This Jose was born in 1916, as World War I raged across Europe. When I see a date of birth like that I imagine all the things this man must have witnessed in the course of his life. World War 2 (did he serve?), jet travel, men on the moon. It’s amazing. Simply by living one can be a kind of human history book.
Our latest Jose also lived a very long life, passing away in 2006 at the age of 90. I sometimes measure people’s lives by the number of U.S. Presidents who served during their lifetime. Our Jose lived all the way from Woodrow Wilson through George W. Bush.
Connection to Mier, Mexico?
Oddly enough, he was married to a woman named María Antonieta García de la Garza (who sadly passed away in 1966—40 years before Jose). The Garza name caught my eye since it was Moises Garza’s web page about Ciudad Mier that I only recently wrote about on this site.

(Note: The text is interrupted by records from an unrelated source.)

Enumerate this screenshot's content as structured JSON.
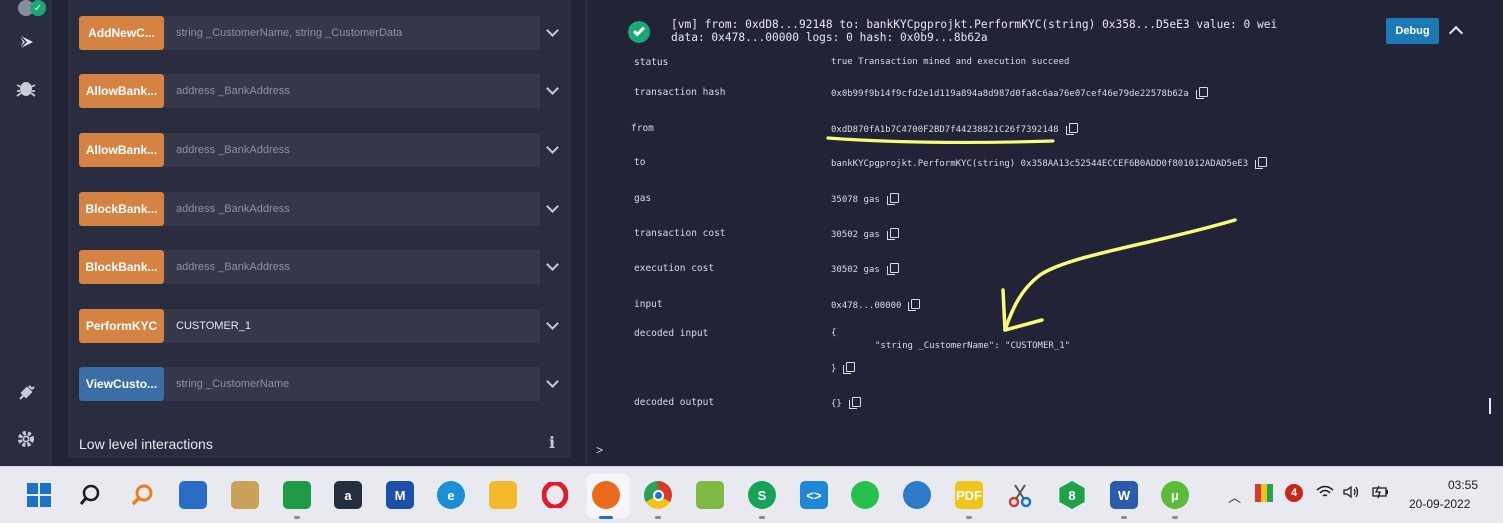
{
  "functions": [
    {
      "label": "AddNewC...",
      "field": "string _CustomerName, string _CustomerData",
      "filled": false,
      "color": "#d48343"
    },
    {
      "label": "AllowBank...",
      "field": "address _BankAddress",
      "filled": false,
      "color": "#d48343"
    },
    {
      "label": "AllowBank...",
      "field": "address _BankAddress",
      "filled": false,
      "color": "#d48343"
    },
    {
      "label": "BlockBank...",
      "field": "address _BankAddress",
      "filled": false,
      "color": "#d48343"
    },
    {
      "label": "BlockBank...",
      "field": "address _BankAddress",
      "filled": false,
      "color": "#d48343"
    },
    {
      "label": "PerformKYC",
      "field": "CUSTOMER_1",
      "filled": true,
      "color": "#d48343"
    },
    {
      "label": "ViewCusto...",
      "field": "string _CustomerName",
      "filled": false,
      "color": "#3a6ea5"
    }
  ],
  "panel": {
    "low_level": "Low level interactions",
    "info": "i"
  },
  "tx": {
    "head_line1": "[vm]  from: 0xdD8...92148 to: bankKYCpgprojkt.PerformKYC(string) 0x358...D5eE3 value: 0 wei",
    "head_line2": "data: 0x478...00000 logs: 0 hash: 0x0b9...8b62a",
    "debug": "Debug",
    "rows": [
      {
        "label": "status",
        "value": "true Transaction mined and execution succeed",
        "copy": false
      },
      {
        "label": "transaction hash",
        "value": "0x0b99f9b14f9cfd2e1d119a894a8d987d0fa8c6aa76e07cef46e79de22578b62a",
        "copy": true
      },
      {
        "label": "from",
        "value": "0xdD870fA1b7C4700F2BD7f44238821C26f7392148",
        "copy": true
      },
      {
        "label": "to",
        "value": "bankKYCpgprojkt.PerformKYC(string) 0x358AA13c52544ECCEF6B0ADD0f801012ADAD5eE3",
        "copy": true
      },
      {
        "label": "gas",
        "value": "35078 gas",
        "copy": true
      },
      {
        "label": "transaction cost",
        "value": "30502 gas",
        "copy": true
      },
      {
        "label": "execution cost",
        "value": "30502 gas",
        "copy": true
      },
      {
        "label": "input",
        "value": "0x478...00000",
        "copy": true
      },
      {
        "label": "decoded input",
        "value": "{",
        "copy": false
      },
      {
        "label": "",
        "value": "\"string _CustomerName\": \"CUSTOMER_1\"",
        "copy": false
      },
      {
        "label": "",
        "value": "}",
        "copy": true
      },
      {
        "label": "decoded output",
        "value": "{}",
        "copy": true
      }
    ],
    "prompt": ">"
  },
  "taskbar": {
    "time": "03:55",
    "date": "20-09-2022",
    "notification_count": "4",
    "apps": [
      {
        "name": "windows-start-icon",
        "color": "#1a73c7",
        "glyph": ""
      },
      {
        "name": "search-icon",
        "color": "#e9eaf0",
        "glyph": ""
      },
      {
        "name": "search-orange-icon",
        "color": "#e9eaf0",
        "glyph": ""
      },
      {
        "name": "microsoft-store-icon",
        "color": "#2b6cc4",
        "glyph": ""
      },
      {
        "name": "package-icon",
        "color": "#c9a25a",
        "glyph": ""
      },
      {
        "name": "green-app-icon",
        "color": "#1e9a46",
        "glyph": ""
      },
      {
        "name": "amazon-icon",
        "color": "#232f3e",
        "glyph": "a"
      },
      {
        "name": "mathpix-icon",
        "color": "#1c4fa8",
        "glyph": "M"
      },
      {
        "name": "edge-icon",
        "color": "#1a8fd6",
        "glyph": "e"
      },
      {
        "name": "file-explorer-icon",
        "color": "#f2b92b",
        "glyph": ""
      },
      {
        "name": "opera-icon",
        "color": "#e9eaf0",
        "glyph": "O"
      },
      {
        "name": "firefox-icon",
        "color": "#ea6a1d",
        "glyph": ""
      },
      {
        "name": "chrome-icon",
        "color": "#2aa156",
        "glyph": ""
      },
      {
        "name": "notepad-plus-icon",
        "color": "#7fb843",
        "glyph": ""
      },
      {
        "name": "green-s-icon",
        "color": "#17a25a",
        "glyph": "S"
      },
      {
        "name": "vscode-icon",
        "color": "#1e88d6",
        "glyph": "<>"
      },
      {
        "name": "whatsapp-icon",
        "color": "#25c14f",
        "glyph": ""
      },
      {
        "name": "globe-download-icon",
        "color": "#2d7ac9",
        "glyph": ""
      },
      {
        "name": "pdf-icon",
        "color": "#f0c419",
        "glyph": "PDF"
      },
      {
        "name": "snipping-tool-icon",
        "color": "#e9eaf0",
        "glyph": ""
      },
      {
        "name": "green-8-icon",
        "color": "#1fa149",
        "glyph": "8"
      },
      {
        "name": "word-icon",
        "color": "#2b5cab",
        "glyph": "W"
      },
      {
        "name": "utorrent-icon",
        "color": "#5cbc3a",
        "glyph": "μ"
      }
    ]
  },
  "colors": {
    "background": "#222336",
    "panel": "#2a2c3f",
    "accent_orange": "#d48343",
    "accent_blue": "#3a6ea5",
    "success": "#19a974",
    "annotation": "#fafa7a"
  }
}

It makes me wonder if this Jose Mier or his wife were from Mier, Mexico or had their roots there in some way. It’s just a guess and for all I know this could be Jose Mier of Los Angeles, CA.
All this information I found on this Jose was on Geni. It is yet another family history site helping people to connect branches of their family tree(s). According to Geni, the site has connected over 146 million people. While I am not doing specific family history research, my diversionary search has opened up the world of genealogy and revealed how widespread and important these kinds of investigations are to millions of people around the world. We want to be connected to our past which includes that of our own families. We want to know where we came from and how we got here.
In some small way, this, our seventeenth “famous” Jose Mier is like a lighthouse, guiding the way to a deeper understanding of who we are and of those who came before us. Jose (and Maria Antioneta), rest in peace and thanks!